It’s the mid-nineties and while the economy is flourishing, our president gets cool points for playing the sax on television and we have Super Metroid, we still found the need to complain. And of all the things to moan about during that decade, one of the silliest is to decry the lack of decent metal. Did we all suddenly forget that Pantera dropped possibly the heaviest release to debut atop the Billboard Top 200 in Far Beyond Driven (Eastwest)? Continue reading
Legendary Neurosis and SLEEP drummer Jason Roeder has completed the auction of his treasured drumset on ebay, of which the proceeds will go to the Sonoma County North Bay Fire Relief Fund to help victims of the October wildfires that devastated California. More information about the relief efforts can be found here . Continue reading

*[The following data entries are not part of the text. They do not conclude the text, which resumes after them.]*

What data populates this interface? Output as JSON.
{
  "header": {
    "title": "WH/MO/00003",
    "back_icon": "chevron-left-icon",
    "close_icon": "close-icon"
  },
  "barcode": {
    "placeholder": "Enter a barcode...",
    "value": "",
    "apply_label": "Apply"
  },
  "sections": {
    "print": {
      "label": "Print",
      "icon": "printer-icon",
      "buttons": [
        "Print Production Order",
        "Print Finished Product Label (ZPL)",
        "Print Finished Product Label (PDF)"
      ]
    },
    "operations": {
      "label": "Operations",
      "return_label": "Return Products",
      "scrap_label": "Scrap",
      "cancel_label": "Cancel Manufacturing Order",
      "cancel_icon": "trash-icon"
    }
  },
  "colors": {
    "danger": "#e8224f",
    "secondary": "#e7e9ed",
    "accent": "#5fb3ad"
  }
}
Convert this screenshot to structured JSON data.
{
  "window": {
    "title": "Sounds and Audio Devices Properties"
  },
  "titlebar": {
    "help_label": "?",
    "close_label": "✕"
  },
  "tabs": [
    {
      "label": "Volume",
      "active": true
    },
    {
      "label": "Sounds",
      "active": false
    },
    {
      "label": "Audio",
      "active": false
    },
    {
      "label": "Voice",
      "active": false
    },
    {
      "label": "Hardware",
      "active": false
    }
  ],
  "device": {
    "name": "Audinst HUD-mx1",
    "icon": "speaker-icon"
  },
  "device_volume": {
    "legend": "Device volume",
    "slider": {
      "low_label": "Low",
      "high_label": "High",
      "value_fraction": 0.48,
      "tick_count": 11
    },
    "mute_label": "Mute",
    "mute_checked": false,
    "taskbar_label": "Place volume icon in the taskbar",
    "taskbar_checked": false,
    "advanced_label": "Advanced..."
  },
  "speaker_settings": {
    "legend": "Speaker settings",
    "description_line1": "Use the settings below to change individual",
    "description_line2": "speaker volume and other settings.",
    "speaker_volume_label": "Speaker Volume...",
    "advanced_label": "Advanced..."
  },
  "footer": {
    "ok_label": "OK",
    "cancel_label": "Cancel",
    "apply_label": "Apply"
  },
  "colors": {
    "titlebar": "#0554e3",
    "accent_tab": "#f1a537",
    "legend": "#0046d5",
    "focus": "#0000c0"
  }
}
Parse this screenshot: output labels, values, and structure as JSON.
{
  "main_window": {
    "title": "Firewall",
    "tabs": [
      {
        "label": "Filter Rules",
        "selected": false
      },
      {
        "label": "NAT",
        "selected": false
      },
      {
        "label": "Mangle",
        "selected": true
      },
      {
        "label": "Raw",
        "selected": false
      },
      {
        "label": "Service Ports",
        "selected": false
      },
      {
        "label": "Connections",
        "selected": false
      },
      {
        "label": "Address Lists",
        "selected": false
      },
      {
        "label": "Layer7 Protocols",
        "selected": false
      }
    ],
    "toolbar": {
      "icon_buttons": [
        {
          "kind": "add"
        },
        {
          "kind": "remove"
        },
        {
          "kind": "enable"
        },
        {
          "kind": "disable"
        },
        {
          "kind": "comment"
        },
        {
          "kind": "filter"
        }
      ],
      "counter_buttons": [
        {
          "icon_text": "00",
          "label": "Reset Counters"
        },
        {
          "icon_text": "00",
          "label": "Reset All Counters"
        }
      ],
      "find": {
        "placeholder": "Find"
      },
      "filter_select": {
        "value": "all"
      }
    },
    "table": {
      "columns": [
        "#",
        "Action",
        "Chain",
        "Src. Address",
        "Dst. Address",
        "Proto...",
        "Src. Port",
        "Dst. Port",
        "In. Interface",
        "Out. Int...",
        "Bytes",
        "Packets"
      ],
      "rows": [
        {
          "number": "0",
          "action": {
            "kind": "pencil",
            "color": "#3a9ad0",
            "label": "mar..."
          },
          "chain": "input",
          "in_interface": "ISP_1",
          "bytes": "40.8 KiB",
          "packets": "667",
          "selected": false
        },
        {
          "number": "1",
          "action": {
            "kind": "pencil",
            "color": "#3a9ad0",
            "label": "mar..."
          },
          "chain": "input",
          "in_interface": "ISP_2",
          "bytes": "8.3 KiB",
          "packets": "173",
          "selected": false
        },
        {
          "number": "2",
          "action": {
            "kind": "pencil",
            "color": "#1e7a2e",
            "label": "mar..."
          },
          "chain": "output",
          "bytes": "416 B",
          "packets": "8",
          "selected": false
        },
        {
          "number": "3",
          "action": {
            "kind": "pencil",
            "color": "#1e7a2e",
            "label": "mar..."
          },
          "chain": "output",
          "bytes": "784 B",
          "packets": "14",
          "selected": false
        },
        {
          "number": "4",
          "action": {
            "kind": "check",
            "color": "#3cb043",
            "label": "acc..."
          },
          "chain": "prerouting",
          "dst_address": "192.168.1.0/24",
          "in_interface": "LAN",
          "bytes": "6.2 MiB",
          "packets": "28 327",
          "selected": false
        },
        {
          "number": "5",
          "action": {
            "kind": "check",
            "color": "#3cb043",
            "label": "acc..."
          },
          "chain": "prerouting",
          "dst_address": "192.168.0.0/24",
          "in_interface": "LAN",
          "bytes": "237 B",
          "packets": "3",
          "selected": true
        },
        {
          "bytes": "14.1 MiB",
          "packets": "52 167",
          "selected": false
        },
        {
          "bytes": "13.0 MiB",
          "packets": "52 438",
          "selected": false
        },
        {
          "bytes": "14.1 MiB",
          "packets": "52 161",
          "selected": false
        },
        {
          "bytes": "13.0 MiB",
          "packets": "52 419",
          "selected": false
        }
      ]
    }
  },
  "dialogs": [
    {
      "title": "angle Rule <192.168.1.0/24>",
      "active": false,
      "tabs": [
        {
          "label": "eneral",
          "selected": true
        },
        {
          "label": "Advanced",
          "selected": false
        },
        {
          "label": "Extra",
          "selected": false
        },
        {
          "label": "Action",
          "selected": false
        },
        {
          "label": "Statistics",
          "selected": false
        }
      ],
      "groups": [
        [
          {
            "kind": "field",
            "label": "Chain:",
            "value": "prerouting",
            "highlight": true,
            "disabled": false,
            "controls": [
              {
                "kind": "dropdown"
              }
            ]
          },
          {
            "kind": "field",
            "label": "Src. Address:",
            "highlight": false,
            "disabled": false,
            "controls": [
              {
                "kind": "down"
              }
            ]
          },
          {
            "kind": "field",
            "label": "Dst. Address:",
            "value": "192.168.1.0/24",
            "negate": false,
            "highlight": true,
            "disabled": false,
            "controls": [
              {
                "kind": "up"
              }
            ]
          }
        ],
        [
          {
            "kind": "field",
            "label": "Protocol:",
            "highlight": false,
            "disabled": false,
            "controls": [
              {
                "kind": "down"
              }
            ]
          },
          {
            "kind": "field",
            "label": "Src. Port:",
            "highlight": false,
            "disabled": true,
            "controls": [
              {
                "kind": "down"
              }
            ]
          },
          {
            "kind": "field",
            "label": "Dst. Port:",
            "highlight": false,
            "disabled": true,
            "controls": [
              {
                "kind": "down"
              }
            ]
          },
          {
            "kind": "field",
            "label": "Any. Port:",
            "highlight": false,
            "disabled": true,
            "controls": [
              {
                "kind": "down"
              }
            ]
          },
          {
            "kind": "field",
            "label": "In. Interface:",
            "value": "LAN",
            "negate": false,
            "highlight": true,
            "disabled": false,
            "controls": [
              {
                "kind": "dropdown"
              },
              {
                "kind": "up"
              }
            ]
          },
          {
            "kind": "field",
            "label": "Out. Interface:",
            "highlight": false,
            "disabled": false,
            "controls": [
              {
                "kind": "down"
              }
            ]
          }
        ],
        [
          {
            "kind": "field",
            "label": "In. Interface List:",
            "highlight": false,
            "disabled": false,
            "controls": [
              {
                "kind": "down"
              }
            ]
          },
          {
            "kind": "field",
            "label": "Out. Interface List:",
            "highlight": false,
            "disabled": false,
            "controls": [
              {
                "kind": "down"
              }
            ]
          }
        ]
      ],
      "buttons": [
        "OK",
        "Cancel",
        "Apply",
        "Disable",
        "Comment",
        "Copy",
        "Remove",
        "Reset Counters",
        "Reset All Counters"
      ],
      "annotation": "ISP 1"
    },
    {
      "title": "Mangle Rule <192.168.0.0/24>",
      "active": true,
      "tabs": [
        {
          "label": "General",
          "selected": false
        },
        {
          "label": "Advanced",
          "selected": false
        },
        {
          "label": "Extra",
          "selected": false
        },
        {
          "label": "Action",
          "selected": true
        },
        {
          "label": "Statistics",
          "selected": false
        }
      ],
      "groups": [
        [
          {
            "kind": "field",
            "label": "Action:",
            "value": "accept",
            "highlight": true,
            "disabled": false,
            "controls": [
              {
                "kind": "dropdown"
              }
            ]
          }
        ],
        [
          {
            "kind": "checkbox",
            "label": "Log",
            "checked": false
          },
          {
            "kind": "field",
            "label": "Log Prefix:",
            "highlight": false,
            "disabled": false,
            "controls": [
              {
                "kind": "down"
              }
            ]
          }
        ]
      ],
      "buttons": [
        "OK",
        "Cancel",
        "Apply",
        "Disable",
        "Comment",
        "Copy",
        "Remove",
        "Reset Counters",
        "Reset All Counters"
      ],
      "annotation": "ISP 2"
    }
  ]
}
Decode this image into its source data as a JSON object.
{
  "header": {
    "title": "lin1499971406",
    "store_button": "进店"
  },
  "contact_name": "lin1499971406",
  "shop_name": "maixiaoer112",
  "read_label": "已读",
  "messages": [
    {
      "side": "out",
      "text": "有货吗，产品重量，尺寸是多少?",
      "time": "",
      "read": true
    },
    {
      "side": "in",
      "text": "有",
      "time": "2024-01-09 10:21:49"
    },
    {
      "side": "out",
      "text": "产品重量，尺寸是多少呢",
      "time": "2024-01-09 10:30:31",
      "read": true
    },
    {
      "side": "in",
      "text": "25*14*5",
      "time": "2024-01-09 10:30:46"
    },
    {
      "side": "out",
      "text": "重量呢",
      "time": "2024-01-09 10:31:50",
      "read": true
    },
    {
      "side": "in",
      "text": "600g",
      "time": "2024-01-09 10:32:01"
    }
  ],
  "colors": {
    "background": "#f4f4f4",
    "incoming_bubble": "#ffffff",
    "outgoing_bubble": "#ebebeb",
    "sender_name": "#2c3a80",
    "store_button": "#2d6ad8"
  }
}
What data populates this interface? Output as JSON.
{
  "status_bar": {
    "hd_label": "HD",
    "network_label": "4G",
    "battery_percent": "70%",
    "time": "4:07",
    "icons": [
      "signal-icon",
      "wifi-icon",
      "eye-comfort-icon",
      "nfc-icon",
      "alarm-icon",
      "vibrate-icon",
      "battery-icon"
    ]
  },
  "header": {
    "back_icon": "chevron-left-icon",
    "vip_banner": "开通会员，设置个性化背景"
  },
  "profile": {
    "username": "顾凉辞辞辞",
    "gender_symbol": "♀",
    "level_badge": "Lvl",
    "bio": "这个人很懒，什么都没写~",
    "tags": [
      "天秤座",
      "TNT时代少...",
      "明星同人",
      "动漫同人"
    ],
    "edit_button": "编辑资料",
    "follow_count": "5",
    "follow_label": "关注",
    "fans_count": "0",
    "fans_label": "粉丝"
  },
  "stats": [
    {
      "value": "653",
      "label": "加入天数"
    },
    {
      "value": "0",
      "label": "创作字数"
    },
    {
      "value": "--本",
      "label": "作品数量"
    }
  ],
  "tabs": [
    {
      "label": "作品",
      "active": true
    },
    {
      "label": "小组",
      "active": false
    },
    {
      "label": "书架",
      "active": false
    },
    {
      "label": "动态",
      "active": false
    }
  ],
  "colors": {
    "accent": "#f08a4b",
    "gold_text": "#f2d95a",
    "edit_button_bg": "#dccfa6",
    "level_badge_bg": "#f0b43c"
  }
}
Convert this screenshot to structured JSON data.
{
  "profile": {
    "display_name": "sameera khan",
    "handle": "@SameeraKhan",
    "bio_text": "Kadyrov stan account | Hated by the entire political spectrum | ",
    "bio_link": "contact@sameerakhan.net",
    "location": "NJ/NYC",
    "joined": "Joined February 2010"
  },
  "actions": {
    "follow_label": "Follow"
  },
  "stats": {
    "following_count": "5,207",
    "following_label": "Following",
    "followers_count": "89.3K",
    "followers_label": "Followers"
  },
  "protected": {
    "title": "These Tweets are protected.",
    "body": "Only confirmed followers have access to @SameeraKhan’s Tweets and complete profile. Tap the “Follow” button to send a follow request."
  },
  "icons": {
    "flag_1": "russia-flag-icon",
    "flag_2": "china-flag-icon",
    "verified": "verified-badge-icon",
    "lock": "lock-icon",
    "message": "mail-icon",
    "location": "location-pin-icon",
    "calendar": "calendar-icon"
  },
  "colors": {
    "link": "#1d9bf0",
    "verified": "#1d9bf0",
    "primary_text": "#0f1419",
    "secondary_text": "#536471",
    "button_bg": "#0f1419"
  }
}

If I learned anything from spending my Saturday afternoon at the Paradise Rock Club in Boston it’s that silence can be crushingly heavy. That’s if coupled with the right music and atmosphere of course.
And there was music. And what wonderful music it was. Concrete like slabs of riffs and drums that slammed like vault doors. Unnerving electronics drowning in waves of feedback squeal. But between the noise and the fury, all four performers, Neurosis with support from Sumac, Brothers of the Sonic Cloth and The Body had nothing to say between their numbers. It was eerie, yet quite refreshing. I’ve been to too many metal and hardcore shows, so I’ve grown accustomed to frontmen demanding for circle pits or to throw the horns in the air. Not the case here. Just a whole lot of heavy.
The Body took the stage first and set the mood with a sound that I can only describe as a future Eyehategod that travelled back in time to preach of the upcoming apocalypse. The only thing harsher than their cold electronic noises were the nihilistic shrieks let out by guitarist Chip King.
Seattle legend Tad Doyle (TAD, Hog Molly) was next with his newest musical endeavor, Brothers of the Sonic Cloth. Despite being involved in extreme music for close to 30 years, Doyle can still churn out Sabbath strength riffs in rippers like ‘La Mano Poderosa’ and ‘Unnamed.’ Interestingly, Brothers of the Sonic Cloth’s self-titled début (Neurot Recordings) was just released earlier this year, but they ended their set a new song not featured on that LP, ‘Magnetar.’ New music so quickly? No complaints from me.
I was very excited to get to see guitarist and vocalist Aaron Turner’s new and bone snapping project, Sumac, live as I am still mourning the passing of the mighty Isis (Boston band, not terrorist organization). While they may lack the melodic touches or musical finesse that Isis was displaying in their mid to late years, Sumac is as crushing live as they are on their debut The Deal LP (Profound Lore). Personal highlight was watching skinsman Nick Yacyshyn pound out the jazz freakout in the middle of ‘Hollow King.’ Bearded wonder Turner says he intends to keep Sumac going as a full time band. Let’s certainly hope he does.
But for all the intensity and knee-buckling volume that the aforementioned bands brought, nothing was quite like watching Neurosis live. Few bands can make thrash and death metal sound quaint, but Neurosis is one of them. Eschewing their elaborate visual presentation of yore and going for a more spartan aesthetic, these rugged Oaklanders took the stage with no backdrop and sparse lighting. This after all was their most wide reaching tour in more than ten years, so the music was front and center. The set moved almost as an ocean ranging from the more passive sounds of set opener (and highly underrated) ‘A Sun that Never Sets’ and ‘My Heart For Deliverance’ to the earth rattling bits like ‘The Doorway’ and ‘Times of Grace.’ While they covered a wide selection of their discography, tracks from early Neurosis standards Souls at Zero and Enemy of the Sun were unfortunately absent.
And just when you thought you had reached the zenith of heavy music, Neurosis closed with the song. The title track. I think you know this one. A certain little song called ‘Through Silver in Blood.’ If you’re like me then you’ve heard this song about 4 million times in your room or car, but live is a different animal. As soon as the opening sample kicks in you will feel something otherworldly seize your spine and it won’t let go until the final pounding tribal rhythms. The audience was in a full trance. And as soon as it ended they walked off the stage with nothing to say. Musical bliss finally had been achieved.
It may have possibly been the heaviest show I have ever been too, but at the same time it didn’t necessarily feel like one. I now learned that I could live without some obnoxious frontman shouting to mask his insecurities. If your band is truly heavy then don’t say a word. We’ll know how extreme you are by the silence and the storm that follows it.
WORDS BY HANSEL LOPEZ